=== Section Start ===

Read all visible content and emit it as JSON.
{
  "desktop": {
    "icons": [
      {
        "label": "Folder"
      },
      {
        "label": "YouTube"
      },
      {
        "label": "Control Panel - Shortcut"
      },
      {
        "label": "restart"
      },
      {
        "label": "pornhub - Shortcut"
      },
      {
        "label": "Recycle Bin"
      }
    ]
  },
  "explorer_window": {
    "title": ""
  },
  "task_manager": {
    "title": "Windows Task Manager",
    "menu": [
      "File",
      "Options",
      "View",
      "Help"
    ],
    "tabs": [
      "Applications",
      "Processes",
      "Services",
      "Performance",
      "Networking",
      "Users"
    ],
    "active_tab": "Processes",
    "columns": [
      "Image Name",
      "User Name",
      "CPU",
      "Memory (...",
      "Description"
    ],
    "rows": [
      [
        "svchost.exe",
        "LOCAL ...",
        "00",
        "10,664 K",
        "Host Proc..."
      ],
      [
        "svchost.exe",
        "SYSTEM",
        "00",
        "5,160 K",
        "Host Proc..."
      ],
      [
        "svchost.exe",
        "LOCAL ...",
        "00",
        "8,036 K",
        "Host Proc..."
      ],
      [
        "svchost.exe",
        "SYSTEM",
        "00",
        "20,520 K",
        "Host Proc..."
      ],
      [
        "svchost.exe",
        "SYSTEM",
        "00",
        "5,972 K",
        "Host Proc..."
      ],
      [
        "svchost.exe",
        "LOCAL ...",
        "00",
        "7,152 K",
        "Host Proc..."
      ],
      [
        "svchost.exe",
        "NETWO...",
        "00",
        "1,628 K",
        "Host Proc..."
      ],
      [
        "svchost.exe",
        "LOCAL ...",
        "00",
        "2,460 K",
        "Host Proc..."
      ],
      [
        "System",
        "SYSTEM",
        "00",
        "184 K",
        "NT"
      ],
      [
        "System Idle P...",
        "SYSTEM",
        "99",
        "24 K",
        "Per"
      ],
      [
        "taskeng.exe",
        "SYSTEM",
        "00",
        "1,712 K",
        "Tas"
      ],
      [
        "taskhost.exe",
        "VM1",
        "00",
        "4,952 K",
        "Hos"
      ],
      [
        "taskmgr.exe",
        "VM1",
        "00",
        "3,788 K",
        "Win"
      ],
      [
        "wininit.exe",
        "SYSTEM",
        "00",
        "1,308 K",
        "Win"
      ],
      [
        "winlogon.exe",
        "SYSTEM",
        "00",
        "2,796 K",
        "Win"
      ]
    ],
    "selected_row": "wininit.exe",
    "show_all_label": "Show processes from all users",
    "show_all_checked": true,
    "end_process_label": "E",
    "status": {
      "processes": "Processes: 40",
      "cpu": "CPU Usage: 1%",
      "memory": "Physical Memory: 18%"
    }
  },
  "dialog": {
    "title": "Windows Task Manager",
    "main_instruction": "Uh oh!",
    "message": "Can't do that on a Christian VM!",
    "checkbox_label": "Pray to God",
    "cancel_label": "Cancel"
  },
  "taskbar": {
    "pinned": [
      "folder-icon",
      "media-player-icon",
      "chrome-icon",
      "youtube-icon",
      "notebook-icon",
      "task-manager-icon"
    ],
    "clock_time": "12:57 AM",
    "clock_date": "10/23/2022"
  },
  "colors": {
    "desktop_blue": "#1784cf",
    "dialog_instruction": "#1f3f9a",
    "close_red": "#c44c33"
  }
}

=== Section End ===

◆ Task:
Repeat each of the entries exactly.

◆ The answer:
Read all visible content and emit it as JSON.
{
  "desktop": {
    "icons": [
      {
        "label": "Folder"
      },
      {
        "label": "YouTube"
      },
      {
        "label": "Control Panel - Shortcut"
      },
      {
        "label": "restart"
      },
      {
        "label": "pornhub - Shortcut"
      },
      {
        "label": "Recycle Bin"
      }
    ]
  },
  "explorer_window": {
    "title": ""
  },
  "task_manager": {
    "title": "Windows Task Manager",
    "menu": [
      "File",
      "Options",
      "View",
      "Help"
    ],
    "tabs": [
      "Applications",
      "Processes",
      "Services",
      "Performance",
      "Networking",
      "Users"
    ],
    "active_tab": "Processes",
    "columns": [
      "Image Name",
      "User Name",
      "CPU",
      "Memory (...",
      "Description"
    ],
    "rows": [
      [
        "svchost.exe",
        "LOCAL ...",
        "00",
        "10,664 K",
        "Host Proc..."
      ],
      [
        "svchost.exe",
        "SYSTEM",
        "00",
        "5,160 K",
        "Host Proc..."
      ],
      [
        "svchost.exe",
        "LOCAL ...",
        "00",
        "8,036 K",
        "Host Proc..."
      ],
      [
        "svchost.exe",
        "SYSTEM",
        "00",
        "20,520 K",
        "Host Proc..."
      ],
      [
        "svchost.exe",
        "SYSTEM",
        "00",
        "5,972 K",
        "Host Proc..."
      ],
      [
        "svchost.exe",
        "LOCAL ...",
        "00",
        "7,152 K",
        "Host Proc..."
      ],
      [
        "svchost.exe",
        "NETWO...",
        "00",
        "1,628 K",
        "Host Proc..."
      ],
      [
        "svchost.exe",
        "LOCAL ...",
        "00",
        "2,460 K",
        "Host Proc..."
      ],
      [
        "System",
        "SYSTEM",
        "00",
        "184 K",
        "NT"
      ],
      [
        "System Idle P...",
        "SYSTEM",
        "99",
        "24 K",
        "Per"
      ],
      [
        "taskeng.exe",
        "SYSTEM",
        "00",
        "1,712 K",
        "Tas"
      ],
      [
        "taskhost.exe",
        "VM1",
        "00",
        "4,952 K",
        "Hos"
      ],
      [
        "taskmgr.exe",
        "VM1",
        "00",
        "3,788 K",
        "Win"
      ],
      [
        "wininit.exe",
        "SYSTEM",
        "00",
        "1,308 K",
        "Win"
      ],
      [
        "winlogon.exe",
        "SYSTEM",
        "00",
        "2,796 K",
        "Win"
      ]
    ],
    "selected_row": "wininit.exe",
    "show_all_label": "Show processes from all users",
    "show_all_checked": true,
    "end_process_label": "E",
    "status": {
      "processes": "Processes: 40",
      "cpu": "CPU Usage: 1%",
      "memory": "Physical Memory: 18%"
    }
  },
  "dialog": {
    "title": "Windows Task Manager",
    "main_instruction": "Uh oh!",
    "message": "Can't do that on a Christian VM!",
    "checkbox_label": "Pray to God",
    "cancel_label": "Cancel"
  },
  "taskbar": {
    "pinned": [
      "folder-icon",
      "media-player-icon",
      "chrome-icon",
      "youtube-icon",
      "notebook-icon",
      "task-manager-icon"
    ],
    "clock_time": "12:57 AM",
    "clock_date": "10/23/2022"
  },
  "colors": {
    "desktop_blue": "#1784cf",
    "dialog_instruction": "#1f3f9a",
    "close_red": "#c44c33"
  }
}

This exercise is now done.